No legitimate seller offers an inspection period.

Why would they send a car to you and pay the shipping only to have you decide you didn’t want it?  Nobody does business like that.  Some legitimate sellers do offer a customer satisfaction guarantee, but usually this is only if the vehicle was not as described in the listing and the buyer always has to pay the shipping both ways.  Furthermore, with a legitimate seller, payment for the car is always made before the car is shipped and the money is refunded only after the car is returned to the seller.  Bottom line: Nobody is going to sell you a car and wait for their money until after you have a couple days to inspect it.

eBay is not an escrow company.

EBay will not hold your money.  They never have and never will.  Doesn’t work that way.  There are escrow companies out there, but almost none of them make their services available for big ticket items like vehicles and most legitimate sellers would never use an escrow company for reasons cited above.

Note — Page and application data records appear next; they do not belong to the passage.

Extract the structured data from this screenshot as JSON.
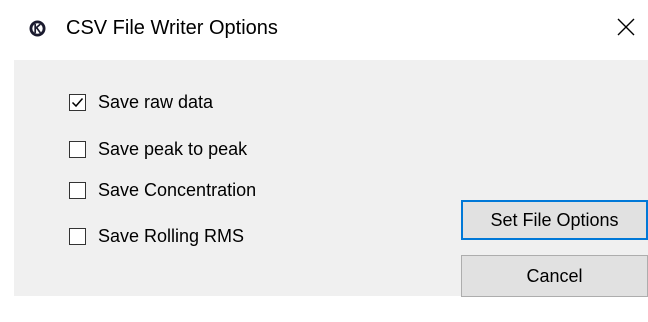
{
  "window": {
    "title": "CSV File Writer Options",
    "app_icon": "app-logo-icon",
    "close_icon": "close-icon"
  },
  "options": [
    {
      "label": "Save raw data",
      "checked": true
    },
    {
      "label": "Save peak to peak",
      "checked": false
    },
    {
      "label": "Save Concentration",
      "checked": false
    },
    {
      "label": "Save Rolling RMS",
      "checked": false
    }
  ],
  "buttons": {
    "set_file_options": "Set File Options",
    "cancel": "Cancel"
  },
  "colors": {
    "accent": "#0078d7",
    "dialog_bg": "#f0f0f0",
    "button_bg": "#e1e1e1"
  }
}
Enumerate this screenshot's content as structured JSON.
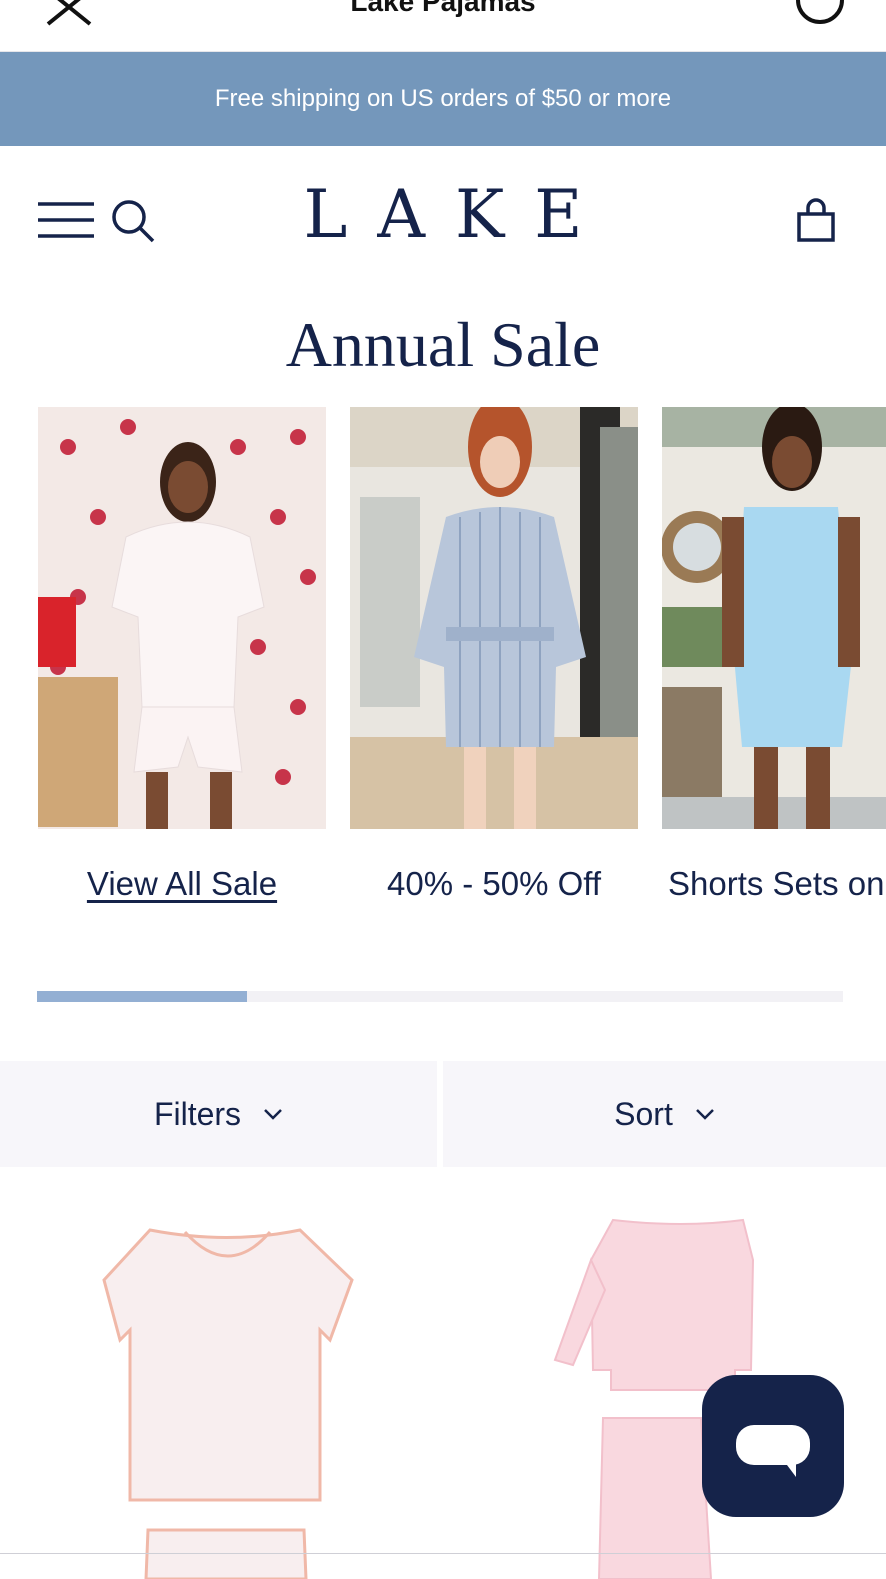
{
  "browser": {
    "title": "Lake Pajamas",
    "close_icon": "close-icon",
    "reload_icon": "reload-icon"
  },
  "promo": {
    "text": "Free shipping on US orders of $50 or more",
    "background_color": "#7497bb"
  },
  "header": {
    "logo_text": "LAKE",
    "menu_icon": "hamburger-menu-icon",
    "search_icon": "search-icon",
    "bag_icon": "shopping-bag-icon"
  },
  "page": {
    "title": "Annual Sale"
  },
  "carousel": {
    "cards": [
      {
        "label": "View All Sale",
        "image": "model-white-tee-shorts-set"
      },
      {
        "label": "40% - 50% Off",
        "image": "model-blue-striped-robe"
      },
      {
        "label": "Shorts Sets on Sale",
        "image": "model-light-blue-cami-set"
      }
    ],
    "progress_fraction": 0.26
  },
  "controls": {
    "filters_label": "Filters",
    "sort_label": "Sort",
    "chevron_icon": "chevron-down-icon"
  },
  "products": [
    {
      "image": "pink-print-short-sleeve-pajama"
    },
    {
      "image": "pink-striped-long-sleeve-pajama"
    }
  ],
  "chat": {
    "icon": "chat-bubble-icon",
    "background_color": "#15234a"
  },
  "colors": {
    "navy": "#15234a",
    "accent_blue": "#93afd3",
    "panel_bg": "#f7f6fa"
  }
}
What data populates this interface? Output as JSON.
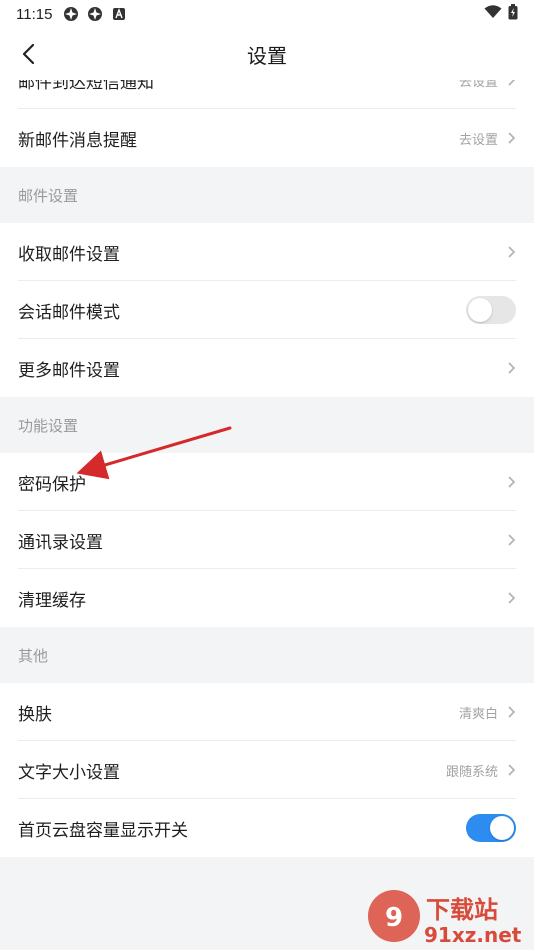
{
  "status_bar": {
    "time": "11:15"
  },
  "header": {
    "title": "设置"
  },
  "rows_top": [
    {
      "label": "邮件到达短信通知",
      "value": "去设置"
    },
    {
      "label": "新邮件消息提醒",
      "value": "去设置"
    }
  ],
  "section_mail": {
    "title": "邮件设置",
    "receive_label": "收取邮件设置",
    "conversation_label": "会话邮件模式",
    "conversation_enabled": false,
    "more_label": "更多邮件设置"
  },
  "section_function": {
    "title": "功能设置",
    "password_label": "密码保护",
    "contacts_label": "通讯录设置",
    "cache_label": "清理缓存"
  },
  "section_other": {
    "title": "其他",
    "skin_label": "换肤",
    "skin_value": "清爽白",
    "font_label": "文字大小设置",
    "font_value": "跟随系统",
    "cloud_label": "首页云盘容量显示开关",
    "cloud_enabled": true
  },
  "watermark": {
    "text_cn": "下载站",
    "text_en": "91xz.net"
  },
  "colors": {
    "accent": "#2d8cf0",
    "arrow": "#d42a2a",
    "page_bg": "#f3f4f6"
  }
}
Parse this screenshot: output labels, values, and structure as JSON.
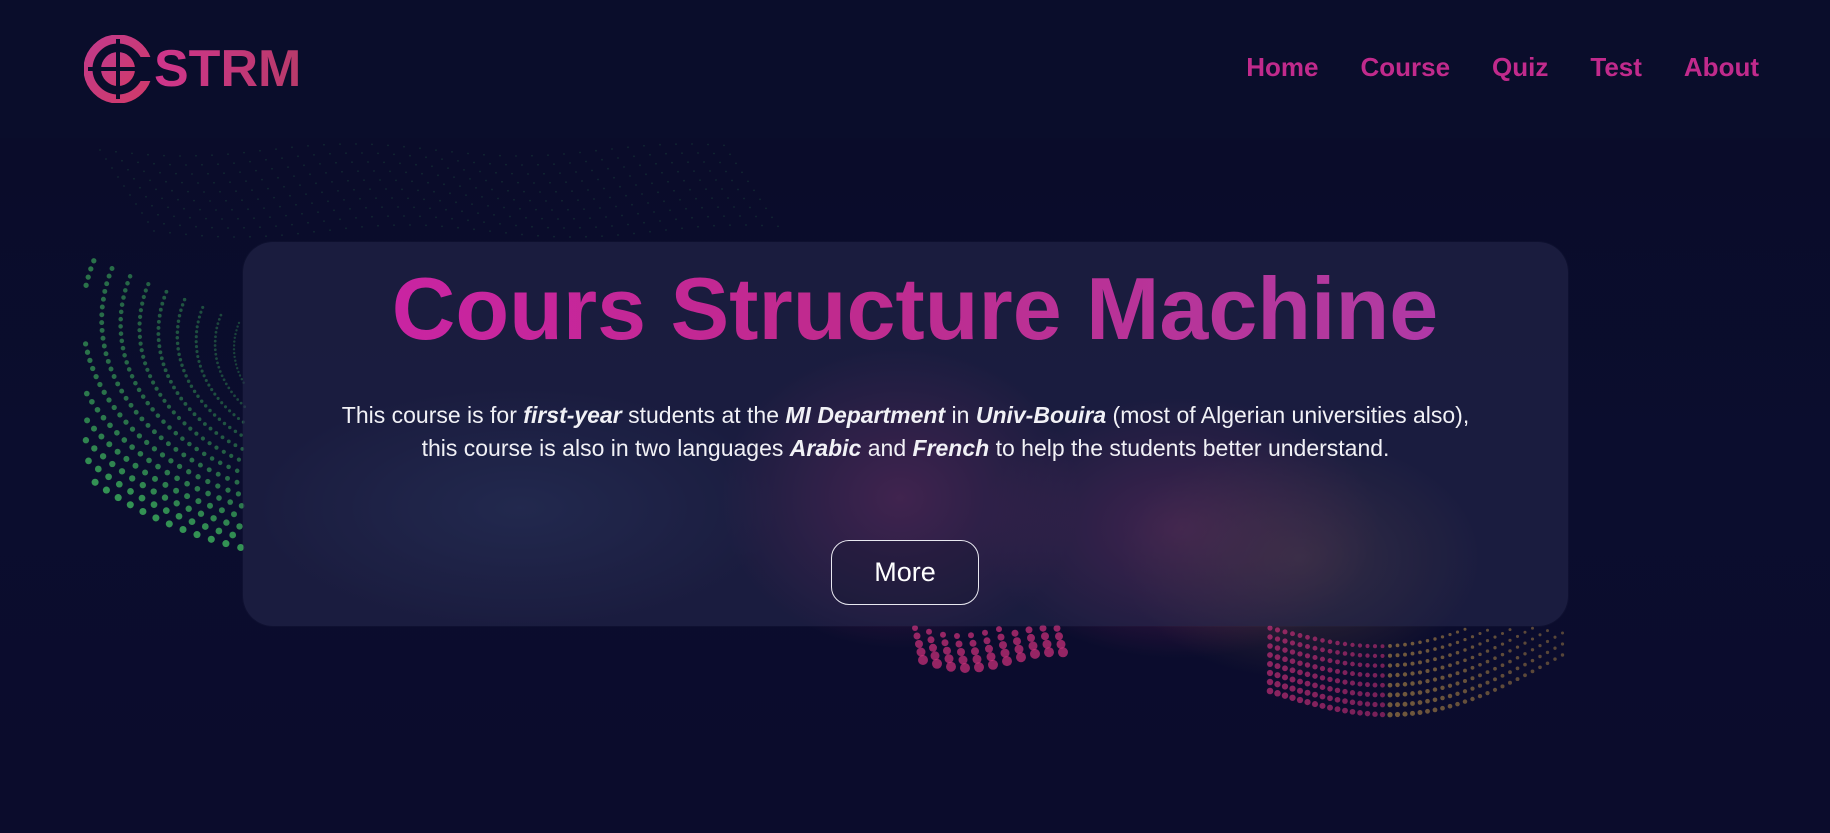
{
  "header": {
    "logo_text": "STRM",
    "nav": [
      "Home",
      "Course",
      "Quiz",
      "Test",
      "About"
    ]
  },
  "hero": {
    "title": "Cours Structure Machine",
    "line1": {
      "t1": "This course is for ",
      "b1": "first-year",
      "t2": " students at the ",
      "b2": "MI Department",
      "t3": " in ",
      "b3": "Univ-Bouira",
      "t4": " (most of Algerian universities also),"
    },
    "line2": {
      "t1": "this course is also in two languages ",
      "b1": "Arabic",
      "t2": " and ",
      "b2": "French",
      "t3": " to help the students better understand."
    },
    "button_label": "More"
  },
  "colors": {
    "background": "#0a0c2a",
    "nav": "#c12a8c",
    "title_start": "#d21fb4",
    "title_end": "#a42ad9",
    "dots_green": "#3aa65a",
    "dots_pink": "#d0307c",
    "dots_gold": "#c89a4a"
  },
  "icons": {
    "logo": "strm-logo-icon"
  }
}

eBay does not have agents or warehouses.

You can’t even get a live eBay rep to answer a phone. eBay is strictly an advertising venue.  They do not actually conduct any transactions or store any product.  All transactions are directly between the buyer and seller.  There are no eBay agents or eBay warehouses.

eBay, Craigslist, AutoTrader, and do not condone the use of Western Union or Money Gram.

On all of the above mentioned advertising sites there are big bold warnings about not using these payment services.  The reason scammers use these money transfer services is that the money can be picked up anywhere in the world and it is very difficult to trace.  A legitimate seller accepts only cash, bank checks, or bank to bank wire transfers for payment.  They may ask you to leave a small deposit via PayPal but they will generally not allow you to make full payment via PayPal because PayPal payments funded with a credit card can be reversed.

All of these scams play off people’s desire for a bargain.   Never let your greed for a bargain override good old fashioned common sense.  “If it is too good to be true it always is” 

Now if you insist on supporting these scammers with your hard earned money don’t come crying to me or anybody else when you don’t get your “deal of the decade”.   You have been warned!